%%

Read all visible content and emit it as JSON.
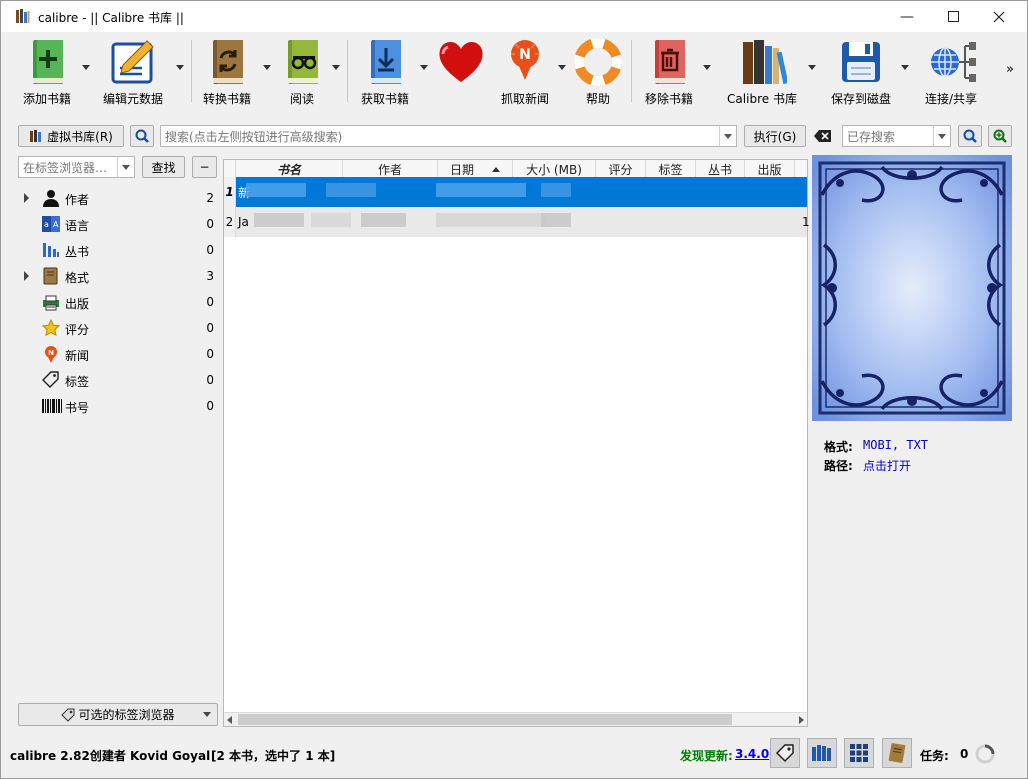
{
  "window": {
    "title": "calibre - || Calibre 书库 ||"
  },
  "toolbar": {
    "add_books": "添加书籍",
    "edit_metadata": "编辑元数据",
    "convert_books": "转换书籍",
    "read": "阅读",
    "get_books": "获取书籍",
    "fetch_news": "抓取新闻",
    "help": "帮助",
    "remove_books": "移除书籍",
    "calibre_library": "Calibre 书库",
    "save_to_disk": "保存到磁盘",
    "connect_share": "连接/共享",
    "more": "»"
  },
  "search": {
    "virtual_library": "虚拟书库(R)",
    "placeholder": "搜索(点击左侧按钮进行高级搜索)",
    "execute": "执行(G)",
    "saved_search_placeholder": "已存搜索"
  },
  "tag_browser": {
    "find_placeholder": "在标签浏览器…",
    "find_button": "查找",
    "collapse_button": "−",
    "items": [
      {
        "label": "作者",
        "count": "2",
        "icon": "person-icon",
        "expandable": true
      },
      {
        "label": "语言",
        "count": "0",
        "icon": "language-icon",
        "expandable": false
      },
      {
        "label": "丛书",
        "count": "0",
        "icon": "series-icon",
        "expandable": false
      },
      {
        "label": "格式",
        "count": "3",
        "icon": "book-icon",
        "expandable": true
      },
      {
        "label": "出版",
        "count": "0",
        "icon": "printer-icon",
        "expandable": false
      },
      {
        "label": "评分",
        "count": "0",
        "icon": "star-icon",
        "expandable": false
      },
      {
        "label": "新闻",
        "count": "0",
        "icon": "news-icon",
        "expandable": false
      },
      {
        "label": "标签",
        "count": "0",
        "icon": "tag-icon",
        "expandable": false
      },
      {
        "label": "书号",
        "count": "0",
        "icon": "barcode-icon",
        "expandable": false
      }
    ],
    "bottom_button": "可选的标签浏览器"
  },
  "book_table": {
    "columns": [
      "书名",
      "作者",
      "日期",
      "大小 (MB)",
      "评分",
      "标签",
      "丛书",
      "出版"
    ],
    "rows": [
      {
        "num": "1",
        "title_visible": "新",
        "selected": true
      },
      {
        "num": "2",
        "title_visible": "Ja",
        "selected": false,
        "trailing": "1"
      }
    ]
  },
  "details": {
    "format_label": "格式:",
    "format_value": "MOBI, TXT",
    "path_label": "路径:",
    "path_value": "点击打开"
  },
  "status": {
    "app_info": "calibre 2.82创建者 Kovid Goyal",
    "selection": "[2 本书，选中了 1 本]",
    "update_label": "发现更新:",
    "update_version": "3.4.0",
    "tasks_label": "任务:",
    "tasks_count": "0"
  },
  "colors": {
    "selection": "#0078d7",
    "cover_blue": "#8fb0ee",
    "update_green": "#008000",
    "link_blue": "#0000ee"
  }
}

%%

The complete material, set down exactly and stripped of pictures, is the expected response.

- Answer for this exercise:
Read all visible content and emit it as JSON.
{
  "window": {
    "title": "calibre - || Calibre 书库 ||"
  },
  "toolbar": {
    "add_books": "添加书籍",
    "edit_metadata": "编辑元数据",
    "convert_books": "转换书籍",
    "read": "阅读",
    "get_books": "获取书籍",
    "fetch_news": "抓取新闻",
    "help": "帮助",
    "remove_books": "移除书籍",
    "calibre_library": "Calibre 书库",
    "save_to_disk": "保存到磁盘",
    "connect_share": "连接/共享",
    "more": "»"
  },
  "search": {
    "virtual_library": "虚拟书库(R)",
    "placeholder": "搜索(点击左侧按钮进行高级搜索)",
    "execute": "执行(G)",
    "saved_search_placeholder": "已存搜索"
  },
  "tag_browser": {
    "find_placeholder": "在标签浏览器…",
    "find_button": "查找",
    "collapse_button": "−",
    "items": [
      {
        "label": "作者",
        "count": "2",
        "icon": "person-icon",
        "expandable": true
      },
      {
        "label": "语言",
        "count": "0",
        "icon": "language-icon",
        "expandable": false
      },
      {
        "label": "丛书",
        "count": "0",
        "icon": "series-icon",
        "expandable": false
      },
      {
        "label": "格式",
        "count": "3",
        "icon": "book-icon",
        "expandable": true
      },
      {
        "label": "出版",
        "count": "0",
        "icon": "printer-icon",
        "expandable": false
      },
      {
        "label": "评分",
        "count": "0",
        "icon": "star-icon",
        "expandable": false
      },
      {
        "label": "新闻",
        "count": "0",
        "icon": "news-icon",
        "expandable": false
      },
      {
        "label": "标签",
        "count": "0",
        "icon": "tag-icon",
        "expandable": false
      },
      {
        "label": "书号",
        "count": "0",
        "icon": "barcode-icon",
        "expandable": false
      }
    ],
    "bottom_button": "可选的标签浏览器"
  },
  "book_table": {
    "columns": [
      "书名",
      "作者",
      "日期",
      "大小 (MB)",
      "评分",
      "标签",
      "丛书",
      "出版"
    ],
    "rows": [
      {
        "num": "1",
        "title_visible": "新",
        "selected": true
      },
      {
        "num": "2",
        "title_visible": "Ja",
        "selected": false,
        "trailing": "1"
      }
    ]
  },
  "details": {
    "format_label": "格式:",
    "format_value": "MOBI, TXT",
    "path_label": "路径:",
    "path_value": "点击打开"
  },
  "status": {
    "app_info": "calibre 2.82创建者 Kovid Goyal",
    "selection": "[2 本书，选中了 1 本]",
    "update_label": "发现更新:",
    "update_version": "3.4.0",
    "tasks_label": "任务:",
    "tasks_count": "0"
  },
  "colors": {
    "selection": "#0078d7",
    "cover_blue": "#8fb0ee",
    "update_green": "#008000",
    "link_blue": "#0000ee"
  }
}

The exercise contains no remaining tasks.